Good care also includes capping the amount of time the woman can be in labour, and promptly switching to a C-section if necessary. That helps avoid complications that can come up during birth – such as cord prolapse, or the baby’s head being stuck in the birth canal.
If women are classified as good candidates for a vaginal breech birth, it’s really up to them if they want to choose to try that or to book a C-section. Most women choose a C-section, says Berger. That’s mostly out of fear for their baby. “When I describe what happens when it goes wrong … that’s what does it,” he says.
But others to try a vaginal birth. “Some of these women are planning home births, they suddenly find out they’re breech, and then they’re told oh sorry, that’s normally done by C-section,” says Daviss. “They almost always say, well, can I try it vaginally?”
Unfortunately, some of those women won’t have access to a provider with enough hands-on experience to do a vaginal birth. Berger says that even if his patients decide to do a vaginal breech delivery, it’s not uncommon for them to arrive at the hospital, discover that the obstetrician on call isn’t experienced with it, and opt for a C-section instead.
That’s because since the shift towards C-sections in 2000, many physicians have lost their experience doing vaginal breech delivery – what some describe as the “deskilling” of obstetricians.
Midwives and family doctors are even less likely to have the needed experience.

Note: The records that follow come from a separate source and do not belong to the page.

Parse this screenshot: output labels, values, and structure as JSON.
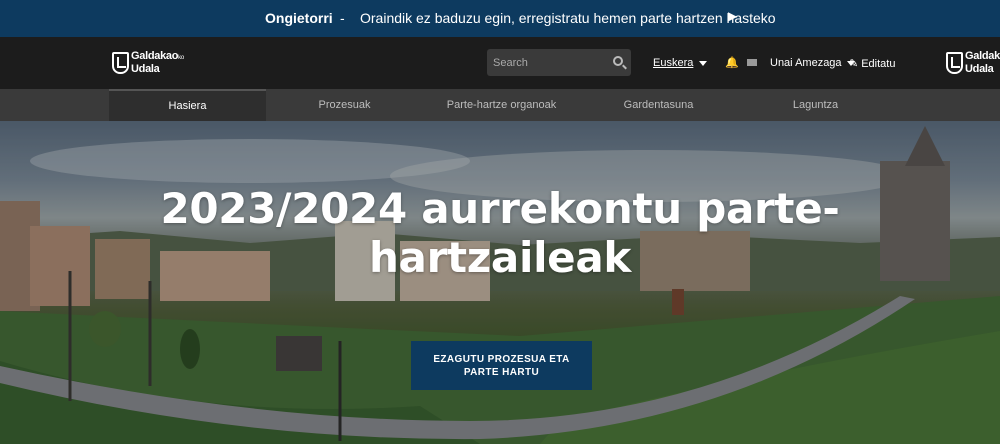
{
  "banner": {
    "title": "Ongietorri",
    "separator": "-",
    "message": "Oraindik ez baduzu egin, erregistratu hemen parte hartzen hasteko",
    "arrow_icon": "play-arrow-icon",
    "bg_color": "#0d3a5f"
  },
  "header": {
    "logo_line1": "Galdakao",
    "logo_suffix": "ko",
    "logo_line2": "Udala",
    "search_placeholder": "Search",
    "language": "Euskera",
    "user_name": "Unai Amezaga",
    "edit_label": "Editatu"
  },
  "nav": {
    "items": [
      {
        "label": "Hasiera",
        "active": true
      },
      {
        "label": "Prozesuak",
        "active": false
      },
      {
        "label": "Parte-hartze organoak",
        "active": false
      },
      {
        "label": "Gardentasuna",
        "active": false
      },
      {
        "label": "Laguntza",
        "active": false
      }
    ]
  },
  "hero": {
    "title": "2023/2024 aurrekontu parte-hartzaileak",
    "cta_line1": "EZAGUTU PROZESUA ETA",
    "cta_line2": "PARTE HARTU"
  }
}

And even experienced midwives, like Daviss, are also obligated to transfer care to an obstetrician at all hospitals across Canada – except in Ottawa’s Montfort Hospital, where Davis has privileges.
In contrast, when she does deliveries at the Ottawa Hospital, Daviss can stay in the room and do the delivery, but the OB is technically in charge. “It becomes problematic to me that when I’m in a hospital where the physician doing the delivery doesn’t have the experience, isn’t sure what to do or runs into trouble, that I’m prevented from directing the delivery instead to prevent a bad outcome,” said Daviss.

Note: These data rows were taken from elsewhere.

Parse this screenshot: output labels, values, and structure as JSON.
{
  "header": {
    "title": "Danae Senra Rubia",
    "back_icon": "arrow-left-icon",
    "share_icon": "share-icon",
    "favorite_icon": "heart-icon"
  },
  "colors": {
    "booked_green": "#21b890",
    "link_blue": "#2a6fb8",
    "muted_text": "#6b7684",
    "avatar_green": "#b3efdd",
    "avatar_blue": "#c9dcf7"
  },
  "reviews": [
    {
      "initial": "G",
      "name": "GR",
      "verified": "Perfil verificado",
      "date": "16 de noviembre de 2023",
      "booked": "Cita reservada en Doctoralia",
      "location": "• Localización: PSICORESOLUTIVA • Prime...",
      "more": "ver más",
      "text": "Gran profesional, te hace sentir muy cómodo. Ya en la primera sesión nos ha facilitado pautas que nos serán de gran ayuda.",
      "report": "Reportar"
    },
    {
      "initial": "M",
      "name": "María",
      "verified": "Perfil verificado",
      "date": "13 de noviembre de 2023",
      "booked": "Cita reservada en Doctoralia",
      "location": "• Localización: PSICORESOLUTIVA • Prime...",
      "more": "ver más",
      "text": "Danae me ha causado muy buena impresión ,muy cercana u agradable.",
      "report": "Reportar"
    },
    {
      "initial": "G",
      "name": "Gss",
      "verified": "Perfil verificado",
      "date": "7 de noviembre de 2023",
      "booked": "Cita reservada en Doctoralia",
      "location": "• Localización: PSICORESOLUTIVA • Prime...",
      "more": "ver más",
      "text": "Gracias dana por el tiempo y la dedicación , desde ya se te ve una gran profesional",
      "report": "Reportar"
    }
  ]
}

Barrett sees it differently. “There is a move by the midwife profession to do breech births, and twins, and even assisted Cesarean sections,” he says. “Personally, I think midwifery is best suited for low-risk birth and breeches and twins are not low-risk. This is high-risk obstetrics, and I think midwives are not best suited to it, the same way I would say it shouldn’t be done by a family doctor either.” He does point out that in situations where there is no OB available, it might be appropriate.
This is a sensitive subject, because there have been turf wars around other mandatory transfers of care for more minor interventions, such as inducing a head-down baby. “Our regulatory bodies should be the appropriate place to tell us what our scope of practice is; it should not be up to individual hospitals to restrict it,” says Elizabeth Brandeis, the president of Association of Ontario Midwives. That said, she feels that breech birth is unique, because of the limited number of midwives who have the expertise to do it. “Ideally,” she says, “we’d receive mentorship from those obstetricians who are more experienced, to help us develop that capacity in the future.”

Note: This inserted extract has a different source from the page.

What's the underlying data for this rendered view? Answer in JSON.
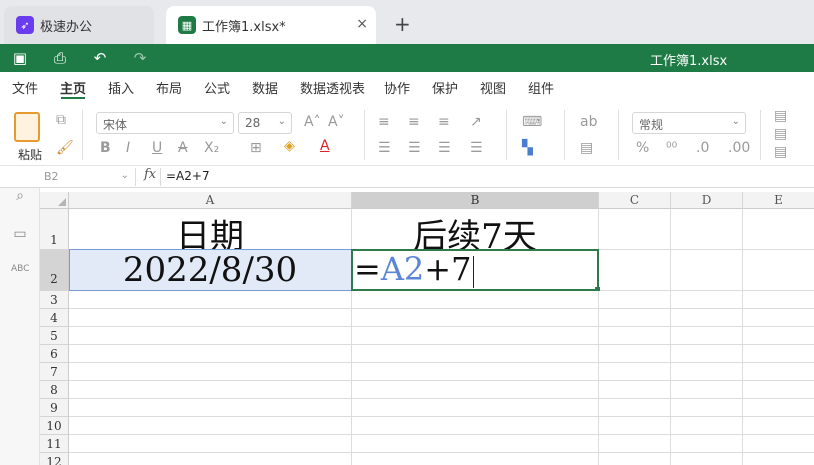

This transfer of care issue was key for Jamie McCallum, the mother with two breech babies. She originally pushed for a home birth before Daviss convinced her to go to The Montfort Hospital instead, explaining that she could keep control through the whole birth.
In the end, that’s just what happened – after labouring at home for a day, McCallum went to the hospital at 2:30 in the morning, and gave birth easily two hours later with Daviss. It was just what she wanted. “It was amazing,” she says. “It was like the most awesome seven hours of my whole life.”